There are a lot of good independants out there but they face the same mechanic shortage as the dealers do. As far as saving money, that is debatable. Labor rates may be 10.00/hr. less but the independants often spend a lot of time that you pay for searching for a problem that the dealer has seen many times before.
And, the managers ARE often on commision too, not that that is a bad thing.
Try to get an independant to find an elusive rattle or water leak and see where they end up sending you.
Of course, when cars are no longer in warranty, it's funny how some people stop caring about the small pesky stuff that can be near impossible to track down.
#113 of 178 Re: A new batch to consider [isellhondas]
Jul 19, 2011 (2:21 pm)
Highline cars might be the only ones where an older model can be repaired at a dealer - but the costs are insane.

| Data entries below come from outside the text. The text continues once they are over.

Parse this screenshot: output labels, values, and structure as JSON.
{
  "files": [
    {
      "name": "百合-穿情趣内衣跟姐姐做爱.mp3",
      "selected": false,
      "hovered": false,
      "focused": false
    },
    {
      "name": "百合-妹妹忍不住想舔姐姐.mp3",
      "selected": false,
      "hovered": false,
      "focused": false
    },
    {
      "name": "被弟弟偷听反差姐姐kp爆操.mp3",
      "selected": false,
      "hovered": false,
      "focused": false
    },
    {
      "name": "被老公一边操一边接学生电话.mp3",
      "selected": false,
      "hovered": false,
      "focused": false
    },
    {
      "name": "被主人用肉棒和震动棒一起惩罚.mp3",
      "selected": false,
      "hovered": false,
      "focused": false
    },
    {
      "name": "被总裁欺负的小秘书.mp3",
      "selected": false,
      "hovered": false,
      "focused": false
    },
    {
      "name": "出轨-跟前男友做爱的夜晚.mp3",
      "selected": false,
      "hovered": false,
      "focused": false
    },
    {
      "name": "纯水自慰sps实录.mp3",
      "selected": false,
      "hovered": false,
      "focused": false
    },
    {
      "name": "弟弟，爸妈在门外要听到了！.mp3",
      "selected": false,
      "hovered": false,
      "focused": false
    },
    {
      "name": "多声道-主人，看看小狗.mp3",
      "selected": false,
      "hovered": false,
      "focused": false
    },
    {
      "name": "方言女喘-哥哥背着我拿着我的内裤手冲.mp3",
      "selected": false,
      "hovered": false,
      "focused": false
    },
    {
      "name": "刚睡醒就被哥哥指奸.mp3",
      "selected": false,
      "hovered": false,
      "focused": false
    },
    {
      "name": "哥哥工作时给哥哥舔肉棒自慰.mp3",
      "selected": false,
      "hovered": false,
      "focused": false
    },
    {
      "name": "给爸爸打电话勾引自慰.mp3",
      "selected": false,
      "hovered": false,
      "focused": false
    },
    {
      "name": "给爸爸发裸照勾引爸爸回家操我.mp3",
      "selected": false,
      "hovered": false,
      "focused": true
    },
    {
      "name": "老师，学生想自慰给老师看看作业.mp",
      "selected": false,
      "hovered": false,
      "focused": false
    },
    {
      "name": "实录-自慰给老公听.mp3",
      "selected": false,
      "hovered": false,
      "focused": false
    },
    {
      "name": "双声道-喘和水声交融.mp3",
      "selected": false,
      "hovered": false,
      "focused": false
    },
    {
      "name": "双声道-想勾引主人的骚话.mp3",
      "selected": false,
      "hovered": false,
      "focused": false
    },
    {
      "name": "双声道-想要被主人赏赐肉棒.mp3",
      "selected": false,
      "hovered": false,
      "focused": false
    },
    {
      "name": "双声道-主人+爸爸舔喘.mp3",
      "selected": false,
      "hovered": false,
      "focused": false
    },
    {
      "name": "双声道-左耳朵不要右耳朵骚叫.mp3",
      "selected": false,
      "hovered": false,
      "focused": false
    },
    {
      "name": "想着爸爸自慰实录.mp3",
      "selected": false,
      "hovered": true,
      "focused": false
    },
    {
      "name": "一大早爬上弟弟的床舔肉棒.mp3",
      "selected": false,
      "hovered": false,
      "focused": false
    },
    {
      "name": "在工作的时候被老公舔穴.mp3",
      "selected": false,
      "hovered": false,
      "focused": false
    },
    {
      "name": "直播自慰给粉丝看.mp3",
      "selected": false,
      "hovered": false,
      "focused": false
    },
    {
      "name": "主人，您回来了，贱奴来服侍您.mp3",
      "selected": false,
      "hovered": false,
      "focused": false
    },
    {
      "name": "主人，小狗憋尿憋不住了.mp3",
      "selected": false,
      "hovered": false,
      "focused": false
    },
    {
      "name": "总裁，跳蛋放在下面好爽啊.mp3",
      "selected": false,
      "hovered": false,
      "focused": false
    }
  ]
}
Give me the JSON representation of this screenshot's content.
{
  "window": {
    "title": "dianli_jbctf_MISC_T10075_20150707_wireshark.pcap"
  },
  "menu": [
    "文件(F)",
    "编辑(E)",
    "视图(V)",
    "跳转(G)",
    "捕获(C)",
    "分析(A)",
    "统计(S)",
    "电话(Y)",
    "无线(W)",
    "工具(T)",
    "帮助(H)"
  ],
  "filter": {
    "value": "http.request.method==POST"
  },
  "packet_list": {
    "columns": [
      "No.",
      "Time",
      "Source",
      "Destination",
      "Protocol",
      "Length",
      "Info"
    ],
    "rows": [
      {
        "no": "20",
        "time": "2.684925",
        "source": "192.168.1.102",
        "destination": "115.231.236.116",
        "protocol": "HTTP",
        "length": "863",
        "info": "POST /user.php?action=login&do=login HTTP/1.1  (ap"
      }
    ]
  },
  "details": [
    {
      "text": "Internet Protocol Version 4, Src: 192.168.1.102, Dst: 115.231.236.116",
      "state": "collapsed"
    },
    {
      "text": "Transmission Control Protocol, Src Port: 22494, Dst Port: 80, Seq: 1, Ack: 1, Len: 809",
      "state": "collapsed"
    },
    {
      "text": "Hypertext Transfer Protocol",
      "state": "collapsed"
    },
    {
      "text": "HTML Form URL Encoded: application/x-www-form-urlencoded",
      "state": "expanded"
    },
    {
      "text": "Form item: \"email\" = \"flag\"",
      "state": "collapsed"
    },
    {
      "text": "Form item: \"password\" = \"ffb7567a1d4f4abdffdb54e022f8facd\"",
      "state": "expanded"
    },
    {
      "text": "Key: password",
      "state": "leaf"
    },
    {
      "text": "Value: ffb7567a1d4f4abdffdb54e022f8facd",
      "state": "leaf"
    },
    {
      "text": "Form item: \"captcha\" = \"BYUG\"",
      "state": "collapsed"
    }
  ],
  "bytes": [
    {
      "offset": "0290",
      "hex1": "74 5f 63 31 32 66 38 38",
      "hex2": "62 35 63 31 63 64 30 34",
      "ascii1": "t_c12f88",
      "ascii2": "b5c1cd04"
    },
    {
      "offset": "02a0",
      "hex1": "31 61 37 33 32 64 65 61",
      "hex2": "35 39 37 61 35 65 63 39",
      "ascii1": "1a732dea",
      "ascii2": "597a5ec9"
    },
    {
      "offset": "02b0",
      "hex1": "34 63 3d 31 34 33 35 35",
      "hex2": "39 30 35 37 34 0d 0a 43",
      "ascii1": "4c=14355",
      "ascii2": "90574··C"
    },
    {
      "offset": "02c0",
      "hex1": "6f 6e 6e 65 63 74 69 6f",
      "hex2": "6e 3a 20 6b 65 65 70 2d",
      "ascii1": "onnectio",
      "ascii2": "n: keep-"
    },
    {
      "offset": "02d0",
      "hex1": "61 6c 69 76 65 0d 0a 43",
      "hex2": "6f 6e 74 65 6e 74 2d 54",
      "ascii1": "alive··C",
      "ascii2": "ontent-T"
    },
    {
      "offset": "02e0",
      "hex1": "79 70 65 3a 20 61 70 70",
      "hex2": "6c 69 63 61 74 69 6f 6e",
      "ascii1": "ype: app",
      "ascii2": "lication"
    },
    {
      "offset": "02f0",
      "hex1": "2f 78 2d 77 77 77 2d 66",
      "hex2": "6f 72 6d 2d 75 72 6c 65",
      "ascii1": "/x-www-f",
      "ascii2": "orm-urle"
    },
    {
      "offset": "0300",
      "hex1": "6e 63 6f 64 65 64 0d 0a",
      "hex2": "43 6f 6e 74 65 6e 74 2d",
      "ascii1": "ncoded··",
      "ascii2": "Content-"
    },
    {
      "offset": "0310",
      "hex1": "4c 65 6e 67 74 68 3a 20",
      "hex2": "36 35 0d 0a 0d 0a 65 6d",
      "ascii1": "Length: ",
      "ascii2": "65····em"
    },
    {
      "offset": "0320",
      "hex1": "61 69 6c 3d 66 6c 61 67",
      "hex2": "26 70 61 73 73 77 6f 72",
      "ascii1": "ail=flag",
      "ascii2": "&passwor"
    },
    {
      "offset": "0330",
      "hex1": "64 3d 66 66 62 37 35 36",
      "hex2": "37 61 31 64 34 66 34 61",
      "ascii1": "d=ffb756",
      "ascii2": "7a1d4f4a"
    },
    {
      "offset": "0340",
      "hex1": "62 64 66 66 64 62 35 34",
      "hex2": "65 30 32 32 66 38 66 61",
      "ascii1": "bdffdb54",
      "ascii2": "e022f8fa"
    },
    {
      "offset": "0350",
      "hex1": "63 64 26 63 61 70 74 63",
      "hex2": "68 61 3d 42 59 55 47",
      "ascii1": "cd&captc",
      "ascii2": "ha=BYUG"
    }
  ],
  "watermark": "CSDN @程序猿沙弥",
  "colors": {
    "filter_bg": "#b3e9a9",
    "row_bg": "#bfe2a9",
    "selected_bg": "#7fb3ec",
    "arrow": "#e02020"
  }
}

Luckily these cars tend to have good independent support. My indy mechanic doesn't bat an eye at my nearly 50 year old fintail (it's there now, in fact), his oldest worker is only middle aged, but the car is no problem there. Taking it to Barrier would probably be like taking on a mortgage.
For old normal cars,better know a good old time mechanic - the ranks of which are thinning out.
#114 of 178 Re: A new batch to consider [isellhondas]
Jul 19, 2011 (2:33 pm)
I wonder how far back a dealership, on average, will service its cars? I remember in the early 1990's, seeing a local Chrysler-Plymouth dealership that had a '46-48 DeSoto Suburban up on a lift in one of the service bays!
With Honda, I imagine that the carbureted models are old enough and rare enough that, when the carb needs a rebuild, it's easier to just send the carb out to a shop that specializes in rebuilding them? When was the last carbureted Honda, anyway? For some reason, I'm thinking there might have been some bargain-basement version of the Civic that still had one as recently as '89 or '90?
#115 of 178 Re: A new batch to consider [andre1969]
Jul 19, 2011 (2:53 pm)
I bet some malaise era computer controlled carbs and all of the plumbing that comes with can be terrible to work on and might get refused.